» **Task to complete**
Return each record unchanged and drop the images.

» **Data excerpts**
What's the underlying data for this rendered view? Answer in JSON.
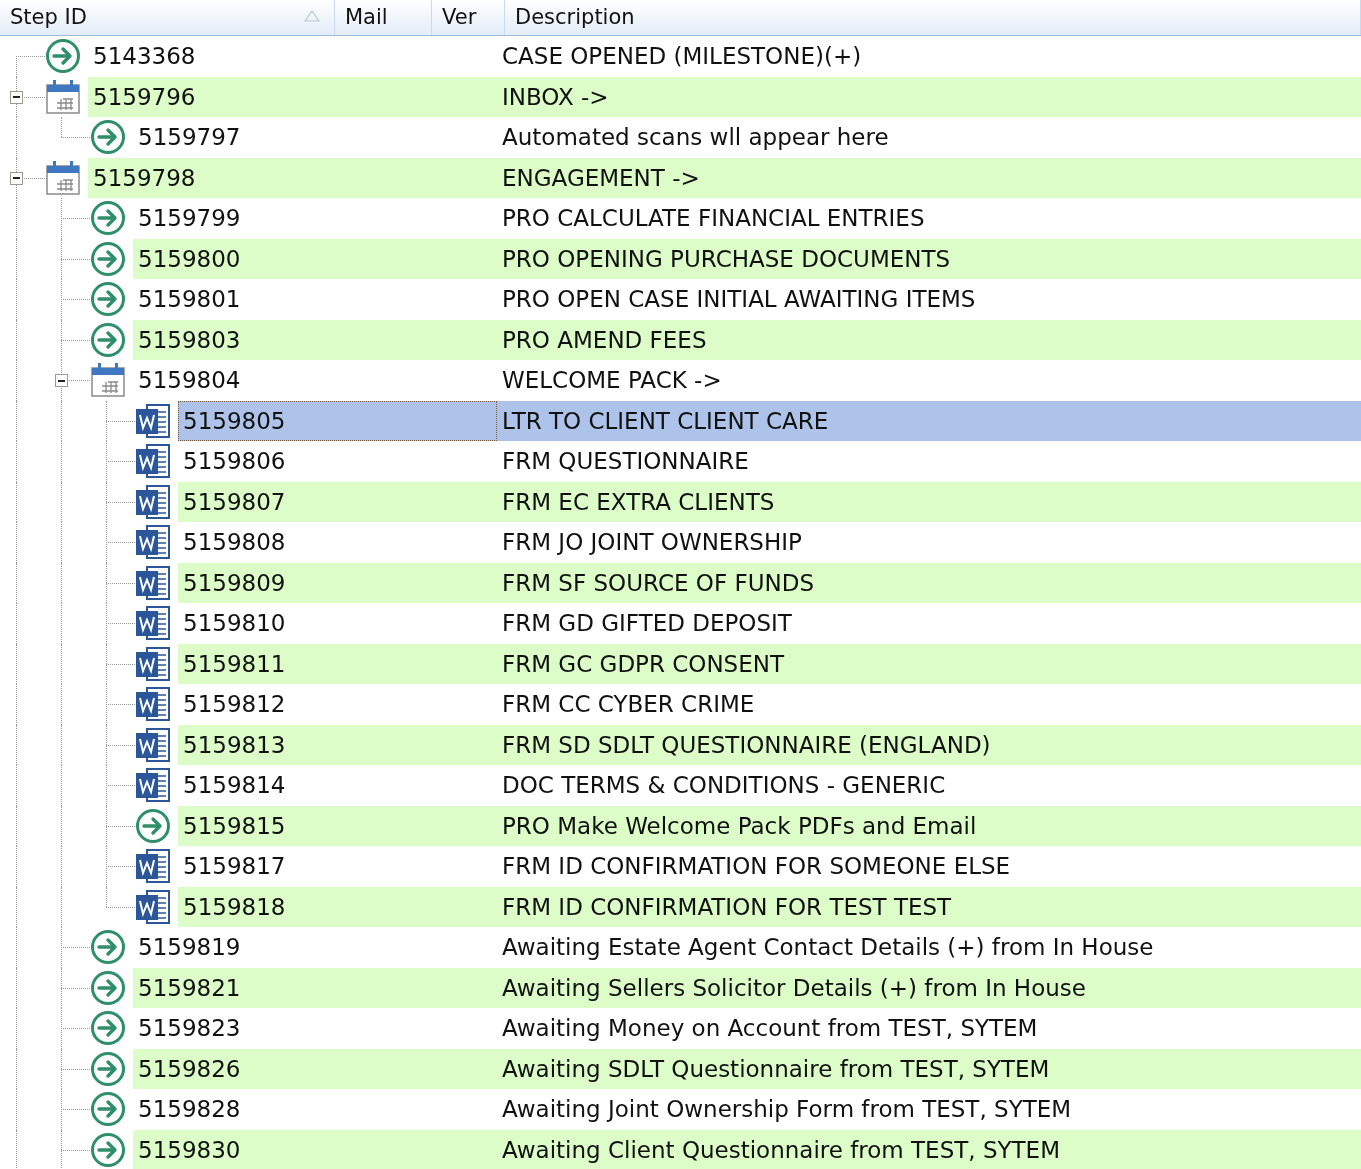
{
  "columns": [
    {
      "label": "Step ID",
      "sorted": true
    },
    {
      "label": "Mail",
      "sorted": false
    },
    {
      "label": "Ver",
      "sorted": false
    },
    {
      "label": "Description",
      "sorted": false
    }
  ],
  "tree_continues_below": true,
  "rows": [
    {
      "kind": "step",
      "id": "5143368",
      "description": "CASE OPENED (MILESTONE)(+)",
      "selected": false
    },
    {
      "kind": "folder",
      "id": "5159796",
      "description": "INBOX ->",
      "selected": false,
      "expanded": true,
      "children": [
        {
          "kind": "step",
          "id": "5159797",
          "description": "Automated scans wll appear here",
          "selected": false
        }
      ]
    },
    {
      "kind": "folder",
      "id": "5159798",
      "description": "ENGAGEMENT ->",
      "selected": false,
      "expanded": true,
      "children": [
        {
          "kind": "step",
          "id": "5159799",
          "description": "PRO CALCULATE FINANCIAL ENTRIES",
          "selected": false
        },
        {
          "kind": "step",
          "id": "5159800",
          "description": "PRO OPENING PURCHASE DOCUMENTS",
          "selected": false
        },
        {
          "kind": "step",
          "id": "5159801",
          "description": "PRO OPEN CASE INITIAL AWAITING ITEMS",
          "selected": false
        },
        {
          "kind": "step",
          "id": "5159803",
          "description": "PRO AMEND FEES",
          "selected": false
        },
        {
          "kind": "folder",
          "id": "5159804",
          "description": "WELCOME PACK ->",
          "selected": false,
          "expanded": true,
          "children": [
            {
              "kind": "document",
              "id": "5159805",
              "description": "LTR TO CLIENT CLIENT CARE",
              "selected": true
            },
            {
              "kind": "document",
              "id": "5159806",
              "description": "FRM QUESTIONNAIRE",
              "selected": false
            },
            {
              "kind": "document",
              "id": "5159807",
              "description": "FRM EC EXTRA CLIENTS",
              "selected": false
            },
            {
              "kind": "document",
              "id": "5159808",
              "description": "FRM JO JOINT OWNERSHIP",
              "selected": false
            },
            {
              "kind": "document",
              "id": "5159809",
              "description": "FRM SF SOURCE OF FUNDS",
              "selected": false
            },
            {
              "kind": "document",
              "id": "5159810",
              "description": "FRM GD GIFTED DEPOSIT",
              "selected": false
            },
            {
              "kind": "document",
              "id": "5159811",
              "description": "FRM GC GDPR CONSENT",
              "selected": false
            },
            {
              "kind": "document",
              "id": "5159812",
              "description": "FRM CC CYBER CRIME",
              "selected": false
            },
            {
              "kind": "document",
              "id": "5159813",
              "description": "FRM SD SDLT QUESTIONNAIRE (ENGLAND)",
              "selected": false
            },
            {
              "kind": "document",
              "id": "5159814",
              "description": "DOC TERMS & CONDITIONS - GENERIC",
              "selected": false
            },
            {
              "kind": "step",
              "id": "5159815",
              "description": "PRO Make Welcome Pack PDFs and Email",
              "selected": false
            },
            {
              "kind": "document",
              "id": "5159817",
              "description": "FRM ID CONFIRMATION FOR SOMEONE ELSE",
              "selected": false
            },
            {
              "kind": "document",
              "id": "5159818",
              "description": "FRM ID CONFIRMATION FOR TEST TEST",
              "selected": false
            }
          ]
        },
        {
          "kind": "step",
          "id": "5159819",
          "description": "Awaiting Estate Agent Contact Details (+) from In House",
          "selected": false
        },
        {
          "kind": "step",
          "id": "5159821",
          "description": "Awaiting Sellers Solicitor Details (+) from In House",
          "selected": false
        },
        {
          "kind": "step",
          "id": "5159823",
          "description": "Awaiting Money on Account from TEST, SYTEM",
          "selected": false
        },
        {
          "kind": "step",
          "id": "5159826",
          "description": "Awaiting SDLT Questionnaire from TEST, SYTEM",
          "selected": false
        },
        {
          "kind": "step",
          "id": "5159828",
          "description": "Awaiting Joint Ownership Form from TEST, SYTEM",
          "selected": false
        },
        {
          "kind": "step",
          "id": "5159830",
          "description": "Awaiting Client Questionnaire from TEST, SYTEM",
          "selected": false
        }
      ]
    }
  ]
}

» **Response**
What's the underlying data for this rendered view? Answer in JSON.
{
  "columns": [
    {
      "label": "Step ID",
      "sorted": true
    },
    {
      "label": "Mail",
      "sorted": false
    },
    {
      "label": "Ver",
      "sorted": false
    },
    {
      "label": "Description",
      "sorted": false
    }
  ],
  "tree_continues_below": true,
  "rows": [
    {
      "kind": "step",
      "id": "5143368",
      "description": "CASE OPENED (MILESTONE)(+)",
      "selected": false
    },
    {
      "kind": "folder",
      "id": "5159796",
      "description": "INBOX ->",
      "selected": false,
      "expanded": true,
      "children": [
        {
          "kind": "step",
          "id": "5159797",
          "description": "Automated scans wll appear here",
          "selected": false
        }
      ]
    },
    {
      "kind": "folder",
      "id": "5159798",
      "description": "ENGAGEMENT ->",
      "selected": false,
      "expanded": true,
      "children": [
        {
          "kind": "step",
          "id": "5159799",
          "description": "PRO CALCULATE FINANCIAL ENTRIES",
          "selected": false
        },
        {
          "kind": "step",
          "id": "5159800",
          "description": "PRO OPENING PURCHASE DOCUMENTS",
          "selected": false
        },
        {
          "kind": "step",
          "id": "5159801",
          "description": "PRO OPEN CASE INITIAL AWAITING ITEMS",
          "selected": false
        },
        {
          "kind": "step",
          "id": "5159803",
          "description": "PRO AMEND FEES",
          "selected": false
        },
        {
          "kind": "folder",
          "id": "5159804",
          "description": "WELCOME PACK ->",
          "selected": false,
          "expanded": true,
          "children": [
            {
              "kind": "document",
              "id": "5159805",
              "description": "LTR TO CLIENT CLIENT CARE",
              "selected": true
            },
            {
              "kind": "document",
              "id": "5159806",
              "description": "FRM QUESTIONNAIRE",
              "selected": false
            },
            {
              "kind": "document",
              "id": "5159807",
              "description": "FRM EC EXTRA CLIENTS",
              "selected": false
            },
            {
              "kind": "document",
              "id": "5159808",
              "description": "FRM JO JOINT OWNERSHIP",
              "selected": false
            },
            {
              "kind": "document",
              "id": "5159809",
              "description": "FRM SF SOURCE OF FUNDS",
              "selected": false
            },
            {
              "kind": "document",
              "id": "5159810",
              "description": "FRM GD GIFTED DEPOSIT",
              "selected": false
            },
            {
              "kind": "document",
              "id": "5159811",
              "description": "FRM GC GDPR CONSENT",
              "selected": false
            },
            {
              "kind": "document",
              "id": "5159812",
              "description": "FRM CC CYBER CRIME",
              "selected": false
            },
            {
              "kind": "document",
              "id": "5159813",
              "description": "FRM SD SDLT QUESTIONNAIRE (ENGLAND)",
              "selected": false
            },
            {
              "kind": "document",
              "id": "5159814",
              "description": "DOC TERMS & CONDITIONS - GENERIC",
              "selected": false
            },
            {
              "kind": "step",
              "id": "5159815",
              "description": "PRO Make Welcome Pack PDFs and Email",
              "selected": false
            },
            {
              "kind": "document",
              "id": "5159817",
              "description": "FRM ID CONFIRMATION FOR SOMEONE ELSE",
              "selected": false
            },
            {
              "kind": "document",
              "id": "5159818",
              "description": "FRM ID CONFIRMATION FOR TEST TEST",
              "selected": false
            }
          ]
        },
        {
          "kind": "step",
          "id": "5159819",
          "description": "Awaiting Estate Agent Contact Details (+) from In House",
          "selected": false
        },
        {
          "kind": "step",
          "id": "5159821",
          "description": "Awaiting Sellers Solicitor Details (+) from In House",
          "selected": false
        },
        {
          "kind": "step",
          "id": "5159823",
          "description": "Awaiting Money on Account from TEST, SYTEM",
          "selected": false
        },
        {
          "kind": "step",
          "id": "5159826",
          "description": "Awaiting SDLT Questionnaire from TEST, SYTEM",
          "selected": false
        },
        {
          "kind": "step",
          "id": "5159828",
          "description": "Awaiting Joint Ownership Form from TEST, SYTEM",
          "selected": false
        },
        {
          "kind": "step",
          "id": "5159830",
          "description": "Awaiting Client Questionnaire from TEST, SYTEM",
          "selected": false
        }
      ]
    }
  ]
}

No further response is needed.